Task directions: Read through the lines below for the string "status" and copy each one that has it.
[Exercise input — start]
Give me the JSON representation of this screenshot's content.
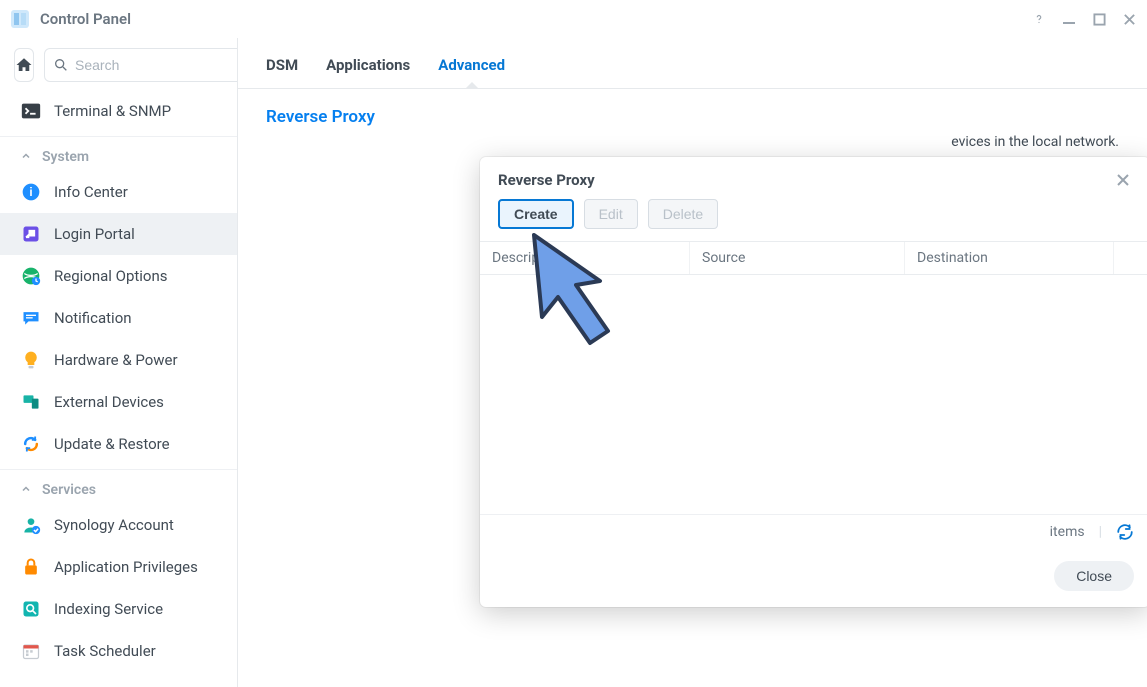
{
  "window": {
    "title": "Control Panel"
  },
  "sidebar": {
    "searchPlaceholder": "Search",
    "items": [
      {
        "label": "Terminal & SNMP"
      }
    ],
    "sections": [
      {
        "title": "System",
        "items": [
          {
            "label": "Info Center"
          },
          {
            "label": "Login Portal",
            "active": true
          },
          {
            "label": "Regional Options"
          },
          {
            "label": "Notification"
          },
          {
            "label": "Hardware & Power"
          },
          {
            "label": "External Devices"
          },
          {
            "label": "Update & Restore"
          }
        ]
      },
      {
        "title": "Services",
        "items": [
          {
            "label": "Synology Account"
          },
          {
            "label": "Application Privileges"
          },
          {
            "label": "Indexing Service"
          },
          {
            "label": "Task Scheduler"
          }
        ]
      }
    ]
  },
  "tabs": {
    "items": [
      {
        "label": "DSM"
      },
      {
        "label": "Applications"
      },
      {
        "label": "Advanced",
        "active": true
      }
    ]
  },
  "page": {
    "sectionTitle": "Reverse Proxy",
    "descriptionTail": "evices in the local network."
  },
  "modal": {
    "title": "Reverse Proxy",
    "buttons": {
      "create": "Create",
      "edit": "Edit",
      "delete": "Delete",
      "close": "Close"
    },
    "columns": {
      "description": "Description",
      "source": "Source",
      "destination": "Destination"
    },
    "status": {
      "items": "items"
    }
  }
}
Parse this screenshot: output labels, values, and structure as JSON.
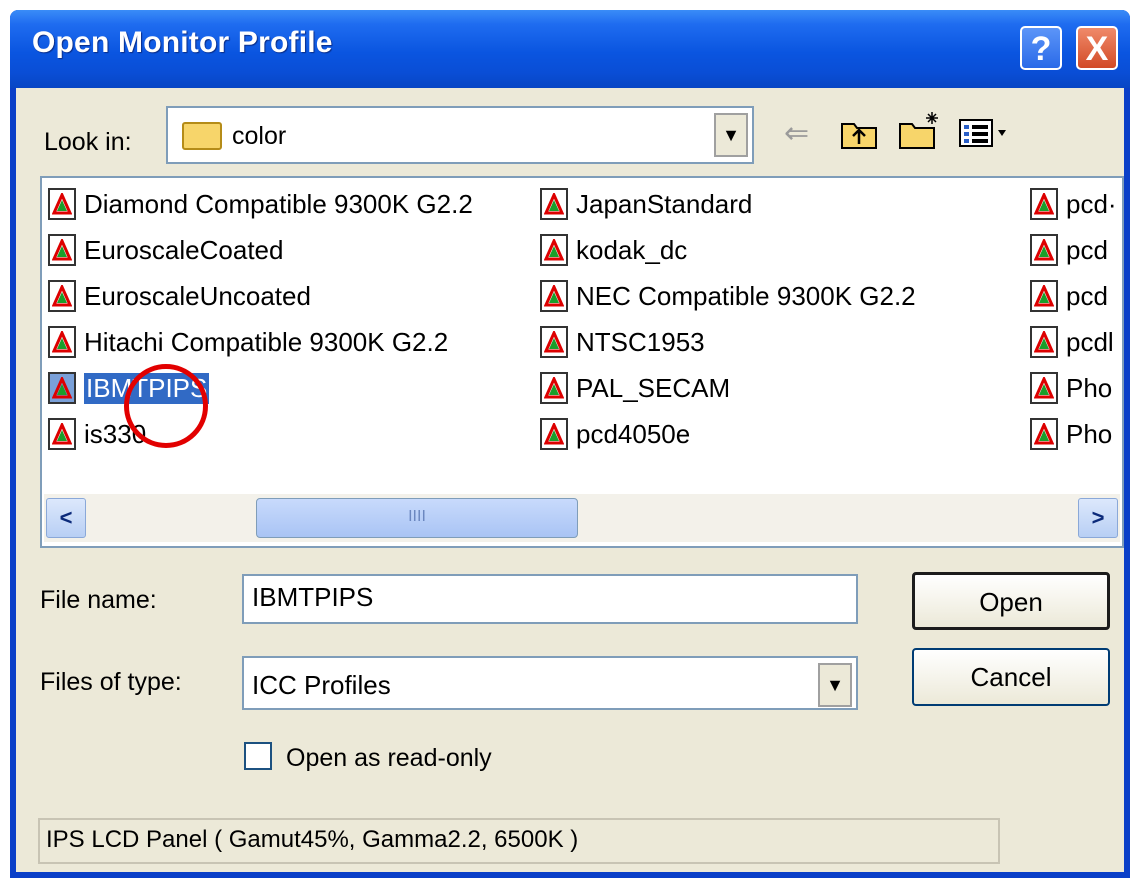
{
  "window": {
    "title": "Open Monitor Profile",
    "help_glyph": "?",
    "close_glyph": "X"
  },
  "lookin": {
    "label": "Look in:",
    "value": "color",
    "icon": "folder-icon"
  },
  "toolbar": {
    "back_glyph": "⇐",
    "up_icon": "folder-up-icon",
    "new_folder_icon": "new-folder-icon",
    "views_icon": "views-menu-icon"
  },
  "files": [
    {
      "name": "Diamond Compatible 9300K G2.2"
    },
    {
      "name": "EuroscaleCoated"
    },
    {
      "name": "EuroscaleUncoated"
    },
    {
      "name": "Hitachi Compatible 9300K G2.2"
    },
    {
      "name": "IBMTPIPS",
      "selected": true
    },
    {
      "name": "is330"
    },
    {
      "name": "JapanStandard"
    },
    {
      "name": "kodak_dc"
    },
    {
      "name": "NEC Compatible 9300K G2.2"
    },
    {
      "name": "NTSC1953"
    },
    {
      "name": "PAL_SECAM"
    },
    {
      "name": "pcd4050e"
    },
    {
      "name": "pcd·"
    },
    {
      "name": "pcd"
    },
    {
      "name": "pcd"
    },
    {
      "name": "pcdl"
    },
    {
      "name": "Pho"
    },
    {
      "name": "Pho"
    }
  ],
  "scrollbar": {
    "left_glyph": "<",
    "right_glyph": ">",
    "grip": "IIII"
  },
  "form": {
    "file_name_label": "File name:",
    "file_name_value": "IBMTPIPS",
    "file_type_label": "Files of type:",
    "file_type_value": "ICC Profiles",
    "readonly_label": "Open as read-only",
    "readonly_checked": false
  },
  "buttons": {
    "open": "Open",
    "cancel": "Cancel"
  },
  "status": "IPS LCD Panel ( Gamut45%, Gamma2.2, 6500K )",
  "colors": {
    "titlebar": "#0a55e0",
    "selection": "#316ac5",
    "annotation": "#e20000"
  }
}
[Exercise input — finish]
Solution:
    "status": {
  "status": "IPS LCD Panel ( Gamut45%, Gamma2.2, 6500K )",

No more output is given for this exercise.